| What the exercise asks |
Restating every entry exactly is the whole task.

(Page and application data records)

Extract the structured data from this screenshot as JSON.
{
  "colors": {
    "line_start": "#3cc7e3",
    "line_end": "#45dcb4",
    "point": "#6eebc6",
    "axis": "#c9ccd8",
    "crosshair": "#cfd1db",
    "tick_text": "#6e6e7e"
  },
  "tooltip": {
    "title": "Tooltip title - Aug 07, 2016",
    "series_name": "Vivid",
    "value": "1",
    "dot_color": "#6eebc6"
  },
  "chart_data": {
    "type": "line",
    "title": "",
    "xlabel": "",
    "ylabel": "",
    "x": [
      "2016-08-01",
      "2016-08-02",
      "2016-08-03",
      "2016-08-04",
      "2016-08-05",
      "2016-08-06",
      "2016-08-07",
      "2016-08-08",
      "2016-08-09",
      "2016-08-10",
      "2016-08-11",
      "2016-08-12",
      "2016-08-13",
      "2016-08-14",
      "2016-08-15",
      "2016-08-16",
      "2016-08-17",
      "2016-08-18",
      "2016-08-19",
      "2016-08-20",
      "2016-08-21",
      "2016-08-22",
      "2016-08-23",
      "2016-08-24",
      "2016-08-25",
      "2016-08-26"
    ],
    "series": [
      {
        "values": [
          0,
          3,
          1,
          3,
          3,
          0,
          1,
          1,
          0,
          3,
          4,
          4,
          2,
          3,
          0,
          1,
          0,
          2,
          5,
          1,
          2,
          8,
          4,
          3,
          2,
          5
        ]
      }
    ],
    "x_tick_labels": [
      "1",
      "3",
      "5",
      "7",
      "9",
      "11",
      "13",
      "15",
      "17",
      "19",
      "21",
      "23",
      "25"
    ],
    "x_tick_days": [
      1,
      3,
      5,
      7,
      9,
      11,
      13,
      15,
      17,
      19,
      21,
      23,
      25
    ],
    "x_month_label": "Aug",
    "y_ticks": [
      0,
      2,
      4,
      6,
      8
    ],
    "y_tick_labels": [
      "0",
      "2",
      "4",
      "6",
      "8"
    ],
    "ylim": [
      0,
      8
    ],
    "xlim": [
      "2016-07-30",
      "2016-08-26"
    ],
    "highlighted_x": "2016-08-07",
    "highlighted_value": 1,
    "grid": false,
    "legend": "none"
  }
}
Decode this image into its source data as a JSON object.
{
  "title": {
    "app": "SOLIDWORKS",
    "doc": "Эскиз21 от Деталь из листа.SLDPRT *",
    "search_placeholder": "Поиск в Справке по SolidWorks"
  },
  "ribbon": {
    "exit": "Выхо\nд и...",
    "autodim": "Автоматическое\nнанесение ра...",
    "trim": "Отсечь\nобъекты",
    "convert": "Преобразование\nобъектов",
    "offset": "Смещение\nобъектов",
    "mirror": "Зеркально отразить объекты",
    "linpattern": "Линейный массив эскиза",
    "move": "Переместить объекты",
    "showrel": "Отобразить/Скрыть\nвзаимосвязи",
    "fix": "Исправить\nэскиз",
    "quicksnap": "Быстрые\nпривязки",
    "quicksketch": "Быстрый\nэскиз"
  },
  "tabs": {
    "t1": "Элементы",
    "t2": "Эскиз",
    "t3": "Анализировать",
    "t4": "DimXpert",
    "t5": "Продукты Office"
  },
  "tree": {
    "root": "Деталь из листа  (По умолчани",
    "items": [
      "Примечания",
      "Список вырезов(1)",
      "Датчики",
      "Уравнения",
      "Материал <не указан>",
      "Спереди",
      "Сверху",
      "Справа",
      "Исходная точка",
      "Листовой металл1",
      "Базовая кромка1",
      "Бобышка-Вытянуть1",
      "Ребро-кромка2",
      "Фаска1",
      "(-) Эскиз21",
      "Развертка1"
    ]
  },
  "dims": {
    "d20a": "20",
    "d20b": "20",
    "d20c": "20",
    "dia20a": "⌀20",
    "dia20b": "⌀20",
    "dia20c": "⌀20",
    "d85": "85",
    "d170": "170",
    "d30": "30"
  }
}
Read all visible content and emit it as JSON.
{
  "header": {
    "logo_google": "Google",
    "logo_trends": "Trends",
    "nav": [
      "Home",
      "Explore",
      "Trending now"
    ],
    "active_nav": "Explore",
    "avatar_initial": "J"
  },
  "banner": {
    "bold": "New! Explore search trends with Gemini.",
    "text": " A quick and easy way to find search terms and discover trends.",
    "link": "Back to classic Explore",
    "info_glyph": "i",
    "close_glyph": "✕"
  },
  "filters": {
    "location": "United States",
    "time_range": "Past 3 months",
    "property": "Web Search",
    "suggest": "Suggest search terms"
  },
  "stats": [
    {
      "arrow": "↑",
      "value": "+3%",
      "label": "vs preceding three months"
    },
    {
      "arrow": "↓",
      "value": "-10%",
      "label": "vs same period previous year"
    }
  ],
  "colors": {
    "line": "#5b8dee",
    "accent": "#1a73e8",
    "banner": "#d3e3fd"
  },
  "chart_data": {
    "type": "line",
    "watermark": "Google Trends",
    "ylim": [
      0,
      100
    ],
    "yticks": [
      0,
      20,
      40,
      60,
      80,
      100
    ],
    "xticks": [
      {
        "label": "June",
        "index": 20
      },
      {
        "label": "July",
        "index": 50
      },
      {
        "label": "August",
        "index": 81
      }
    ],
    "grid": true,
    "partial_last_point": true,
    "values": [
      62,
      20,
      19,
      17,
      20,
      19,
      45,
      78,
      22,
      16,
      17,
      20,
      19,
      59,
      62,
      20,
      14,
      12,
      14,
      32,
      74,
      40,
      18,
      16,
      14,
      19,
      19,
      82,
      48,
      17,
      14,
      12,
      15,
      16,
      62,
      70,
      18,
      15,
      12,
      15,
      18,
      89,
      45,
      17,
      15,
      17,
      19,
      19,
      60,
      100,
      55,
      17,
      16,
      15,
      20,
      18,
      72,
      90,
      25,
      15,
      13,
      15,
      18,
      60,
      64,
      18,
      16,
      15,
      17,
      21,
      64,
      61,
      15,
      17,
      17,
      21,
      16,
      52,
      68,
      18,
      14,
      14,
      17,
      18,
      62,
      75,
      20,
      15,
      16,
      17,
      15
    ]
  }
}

| Result of this exercise |
Extract the structured data from this screenshot as JSON.
{
  "colors": {
    "line_start": "#3cc7e3",
    "line_end": "#45dcb4",
    "point": "#6eebc6",
    "axis": "#c9ccd8",
    "crosshair": "#cfd1db",
    "tick_text": "#6e6e7e"
  },
  "tooltip": {
    "title": "Tooltip title - Aug 07, 2016",
    "series_name": "Vivid",
    "value": "1",
    "dot_color": "#6eebc6"
  },
  "chart_data": {
    "type": "line",
    "title": "",
    "xlabel": "",
    "ylabel": "",
    "x": [
      "2016-08-01",
      "2016-08-02",
      "2016-08-03",
      "2016-08-04",
      "2016-08-05",
      "2016-08-06",
      "2016-08-07",
      "2016-08-08",
      "2016-08-09",
      "2016-08-10",
      "2016-08-11",
      "2016-08-12",
      "2016-08-13",
      "2016-08-14",
      "2016-08-15",
      "2016-08-16",
      "2016-08-17",
      "2016-08-18",
      "2016-08-19",
      "2016-08-20",
      "2016-08-21",
      "2016-08-22",
      "2016-08-23",
      "2016-08-24",
      "2016-08-25",
      "2016-08-26"
    ],
    "series": [
      {
        "values": [
          0,
          3,
          1,
          3,
          3,
          0,
          1,
          1,
          0,
          3,
          4,
          4,
          2,
          3,
          0,
          1,
          0,
          2,
          5,
          1,
          2,
          8,
          4,
          3,
          2,
          5
        ]
      }
    ],
    "x_tick_labels": [
      "1",
      "3",
      "5",
      "7",
      "9",
      "11",
      "13",
      "15",
      "17",
      "19",
      "21",
      "23",
      "25"
    ],
    "x_tick_days": [
      1,
      3,
      5,
      7,
      9,
      11,
      13,
      15,
      17,
      19,
      21,
      23,
      25
    ],
    "x_month_label": "Aug",
    "y_ticks": [
      0,
      2,
      4,
      6,
      8
    ],
    "y_tick_labels": [
      "0",
      "2",
      "4",
      "6",
      "8"
    ],
    "ylim": [
      0,
      8
    ],
    "xlim": [
      "2016-07-30",
      "2016-08-26"
    ],
    "highlighted_x": "2016-08-07",
    "highlighted_value": 1,
    "grid": false,
    "legend": "none"
  }
}
Decode this image into its source data as a JSON object.
{
  "title": {
    "app": "SOLIDWORKS",
    "doc": "Эскиз21 от Деталь из листа.SLDPRT *",
    "search_placeholder": "Поиск в Справке по SolidWorks"
  },
  "ribbon": {
    "exit": "Выхо\nд и...",
    "autodim": "Автоматическое\nнанесение ра...",
    "trim": "Отсечь\nобъекты",
    "convert": "Преобразование\nобъектов",
    "offset": "Смещение\nобъектов",
    "mirror": "Зеркально отразить объекты",
    "linpattern": "Линейный массив эскиза",
    "move": "Переместить объекты",
    "showrel": "Отобразить/Скрыть\nвзаимосвязи",
    "fix": "Исправить\nэскиз",
    "quicksnap": "Быстрые\nпривязки",
    "quicksketch": "Быстрый\nэскиз"
  },
  "tabs": {
    "t1": "Элементы",
    "t2": "Эскиз",
    "t3": "Анализировать",
    "t4": "DimXpert",
    "t5": "Продукты Office"
  },
  "tree": {
    "root": "Деталь из листа  (По умолчани",
    "items": [
      "Примечания",
      "Список вырезов(1)",
      "Датчики",
      "Уравнения",
      "Материал <не указан>",
      "Спереди",
      "Сверху",
      "Справа",
      "Исходная точка",
      "Листовой металл1",
      "Базовая кромка1",
      "Бобышка-Вытянуть1",
      "Ребро-кромка2",
      "Фаска1",
      "(-) Эскиз21",
      "Развертка1"
    ]
  },
  "dims": {
    "d20a": "20",
    "d20b": "20",
    "d20c": "20",
    "dia20a": "⌀20",
    "dia20b": "⌀20",
    "dia20c": "⌀20",
    "d85": "85",
    "d170": "170",
    "d30": "30"
  }
}
Read all visible content and emit it as JSON.
{
  "header": {
    "logo_google": "Google",
    "logo_trends": "Trends",
    "nav": [
      "Home",
      "Explore",
      "Trending now"
    ],
    "active_nav": "Explore",
    "avatar_initial": "J"
  },
  "banner": {
    "bold": "New! Explore search trends with Gemini.",
    "text": " A quick and easy way to find search terms and discover trends.",
    "link": "Back to classic Explore",
    "info_glyph": "i",
    "close_glyph": "✕"
  },
  "filters": {
    "location": "United States",
    "time_range": "Past 3 months",
    "property": "Web Search",
    "suggest": "Suggest search terms"
  },
  "stats": [
    {
      "arrow": "↑",
      "value": "+3%",
      "label": "vs preceding three months"
    },
    {
      "arrow": "↓",
      "value": "-10%",
      "label": "vs same period previous year"
    }
  ],
  "colors": {
    "line": "#5b8dee",
    "accent": "#1a73e8",
    "banner": "#d3e3fd"
  },
  "chart_data": {
    "type": "line",
    "watermark": "Google Trends",
    "ylim": [
      0,
      100
    ],
    "yticks": [
      0,
      20,
      40,
      60,
      80,
      100
    ],
    "xticks": [
      {
        "label": "June",
        "index": 20
      },
      {
        "label": "July",
        "index": 50
      },
      {
        "label": "August",
        "index": 81
      }
    ],
    "grid": true,
    "partial_last_point": true,
    "values": [
      62,
      20,
      19,
      17,
      20,
      19,
      45,
      78,
      22,
      16,
      17,
      20,
      19,
      59,
      62,
      20,
      14,
      12,
      14,
      32,
      74,
      40,
      18,
      16,
      14,
      19,
      19,
      82,
      48,
      17,
      14,
      12,
      15,
      16,
      62,
      70,
      18,
      15,
      12,
      15,
      18,
      89,
      45,
      17,
      15,
      17,
      19,
      19,
      60,
      100,
      55,
      17,
      16,
      15,
      20,
      18,
      72,
      90,
      25,
      15,
      13,
      15,
      18,
      60,
      64,
      18,
      16,
      15,
      17,
      21,
      64,
      61,
      15,
      17,
      17,
      21,
      16,
      52,
      68,
      18,
      14,
      14,
      17,
      18,
      62,
      75,
      20,
      15,
      16,
      17,
      15
    ]
  }
}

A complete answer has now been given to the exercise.